Showing posts from October, 2011


I read the other day the story of Florence Chadwick, who in July of 1952 waded into the waters on a foggy morning at Catalina Island. Her objective was to swim across the channel to the mainland of Southern California. This swim was not that much of a challenge for Chadwick had been the first woman ever to swim the English Channel in both directions. Unfortunately, on this day, having lost sight of the land because of the fog, Chadwick decided to give up. As it turned out, she was only half a mile from reaching her goal. She was not exhausted or cold. But, because the fog had obscured her vision from the intended goal she quit. Then, some two months later, on a clear day, Florence Chadwick attempted the same challenge — and this time succeeded, setting a new speed record, because she was able to keep her eye on the goal. As Christ-followers, we have a goal: to follow Jesus, to become like Him, to love and serve Him with all of our heart, soul, mind and strength. But how often do we


Are you a Rangers baseball fan? If so, you already know about the bad call on Adrian Beltre in game one of the 2011 World Series against the St. Louis Cardinals. Beltre is called out by the Umpire when he fouled off the ball. The cameras clearly showed Beltre hopping about at the moment the ball impacted his toe. Joe Buck and the crew at Fox reviewed the call with some nifty new equipment. It seems that Fox Sports has added this cool infrared camera technology to the series. It pin-points contact of the ball by the heat it emits when it contacts the bat or batter. The Umpire called Beltre out and the IR showed clearly that the ball made contact with his foot which made it a dead ball not an out. Ron Washington argued with the Umpire—and rightfully he should, it was a bad call. Did you see Beltre? Adrian should be remembered for his response to the injustice. He smiled, but the bat over both shoulders and headed to the dugout. Did you see it? We know how other players might have res


During the fifth game of the ALCS while watching Verlander pitch in the eighth inning to the Rangers I thought back to when I played Little League and the count went 3 and 0, our coach always told us to take the next pitch. It made good sense because the pitcher had missed the target three times in a row, so more than likely he'd miss again. That mindset has carried over into the major leagues. When Verlander—whose strategy is more about placement than it is about aim—has a 3-0 count, even sluggers like Hamilton, Beltre, Napoli, and Cruz typically get the take sign. What happens? Verlander, not wanting to give up a walk, usually delivers a strike down the middle of the plate.
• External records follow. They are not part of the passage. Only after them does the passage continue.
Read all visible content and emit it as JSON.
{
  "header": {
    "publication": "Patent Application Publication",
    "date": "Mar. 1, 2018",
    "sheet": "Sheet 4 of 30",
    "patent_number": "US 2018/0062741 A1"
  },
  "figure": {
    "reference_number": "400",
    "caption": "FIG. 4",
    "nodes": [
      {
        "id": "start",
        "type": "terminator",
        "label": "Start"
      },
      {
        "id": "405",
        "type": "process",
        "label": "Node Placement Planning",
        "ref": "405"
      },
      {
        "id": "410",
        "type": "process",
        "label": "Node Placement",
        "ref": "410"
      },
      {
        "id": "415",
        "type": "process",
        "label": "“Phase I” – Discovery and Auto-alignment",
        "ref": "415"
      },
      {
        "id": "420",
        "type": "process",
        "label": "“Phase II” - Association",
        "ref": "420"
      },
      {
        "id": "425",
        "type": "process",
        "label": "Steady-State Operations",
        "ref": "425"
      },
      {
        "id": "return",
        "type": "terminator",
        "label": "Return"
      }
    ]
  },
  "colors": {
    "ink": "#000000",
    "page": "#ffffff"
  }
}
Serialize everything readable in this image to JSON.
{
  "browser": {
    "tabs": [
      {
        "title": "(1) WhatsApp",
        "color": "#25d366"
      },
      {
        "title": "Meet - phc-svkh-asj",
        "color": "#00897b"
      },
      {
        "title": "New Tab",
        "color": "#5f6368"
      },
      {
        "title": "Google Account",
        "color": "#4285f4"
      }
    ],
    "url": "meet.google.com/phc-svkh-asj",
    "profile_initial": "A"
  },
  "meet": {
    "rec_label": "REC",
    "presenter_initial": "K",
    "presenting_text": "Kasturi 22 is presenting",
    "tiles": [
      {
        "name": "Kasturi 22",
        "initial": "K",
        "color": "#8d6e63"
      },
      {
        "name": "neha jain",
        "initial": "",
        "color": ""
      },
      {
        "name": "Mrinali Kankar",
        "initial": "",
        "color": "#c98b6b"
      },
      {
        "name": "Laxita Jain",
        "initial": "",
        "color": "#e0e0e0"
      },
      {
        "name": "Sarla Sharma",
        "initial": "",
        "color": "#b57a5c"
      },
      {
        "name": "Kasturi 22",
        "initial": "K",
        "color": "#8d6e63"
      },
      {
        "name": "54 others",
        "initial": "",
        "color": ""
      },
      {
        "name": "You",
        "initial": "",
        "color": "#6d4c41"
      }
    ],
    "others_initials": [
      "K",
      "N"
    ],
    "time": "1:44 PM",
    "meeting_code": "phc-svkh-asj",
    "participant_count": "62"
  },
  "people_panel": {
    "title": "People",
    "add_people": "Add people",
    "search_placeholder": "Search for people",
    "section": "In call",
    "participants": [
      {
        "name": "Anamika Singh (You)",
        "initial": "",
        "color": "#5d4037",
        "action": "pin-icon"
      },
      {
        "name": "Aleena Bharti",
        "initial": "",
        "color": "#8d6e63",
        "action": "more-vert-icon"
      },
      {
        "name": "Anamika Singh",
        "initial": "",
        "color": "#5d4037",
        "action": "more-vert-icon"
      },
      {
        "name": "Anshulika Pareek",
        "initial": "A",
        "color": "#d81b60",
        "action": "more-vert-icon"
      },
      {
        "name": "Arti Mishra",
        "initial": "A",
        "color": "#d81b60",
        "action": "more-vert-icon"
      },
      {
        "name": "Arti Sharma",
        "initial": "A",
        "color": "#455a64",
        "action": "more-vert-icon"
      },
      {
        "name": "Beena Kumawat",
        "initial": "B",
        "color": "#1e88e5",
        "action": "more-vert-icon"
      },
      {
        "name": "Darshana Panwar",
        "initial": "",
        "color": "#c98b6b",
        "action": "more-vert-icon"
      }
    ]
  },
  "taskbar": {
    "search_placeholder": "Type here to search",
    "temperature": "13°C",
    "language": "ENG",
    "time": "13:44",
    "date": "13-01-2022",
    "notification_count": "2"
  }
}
The most hittable pitch those major leaguers ever see comes on 3-0, and that's the pitch they are least likely to swing at. Something makes me wonder if this decision hasn't carried over from the days of Little League, when this decision once made sense because the skill level of the hitter had yet


Sometimes I wish I had a better memory. I have a tendency to forget things, like people’s names, or an important phone number, or the exact content of certain conversations. It can be really annoying, both for me and for the victims of my forgetfulness. I recently read about a woman who has the opposite problem. Her name is Jill Price, and her memory has been the subject of scientific tests for many years, because she never forgets anything. She is able to remember every detail of everyday since 1980: What time she got up, what she did, who she met, and what she ate. You can name a date and within seconds she can tell you what day of the week it was and what took place on that day. Neuroscientists are intrigued by her "condition", but she considers it a curse. She says, "Some memories are good and give me a warm safe feeling. But I also recall every bad decision, insult, and excruciating embarrassment. Over the years it has eaten me up." She blames her memory fo


The apostle Paul wrote to his fellow Christ-followers in Corinth, "No eye has seen, no ear has heard, no mind has conceived what God has prepared for those who love him" (1 Corinthians 2:9). There is no one in this world who can be in love with God and remain the same. I was given a card a few years back that spoke to me. Here is what it said, LOVE is the Great Transformer…LOVE transforms: Ambition into aspiration, Greed into gratitude, Selfishness into service, Getting into giving, Demands into dedication, Loneliness into happiness. Love transforms you into becoming a person with more of the qualities of Jesus Christ. Dedicate your life to love. Don't let our culture cheapen the meaning and transformation that takes place with agape love, God's highest form of love. When you seek the higher level of love you can rest assured that your life will never be the same. These three things remain: faith, hope and love. But the greatest of these is love. — 1 Corinthians 1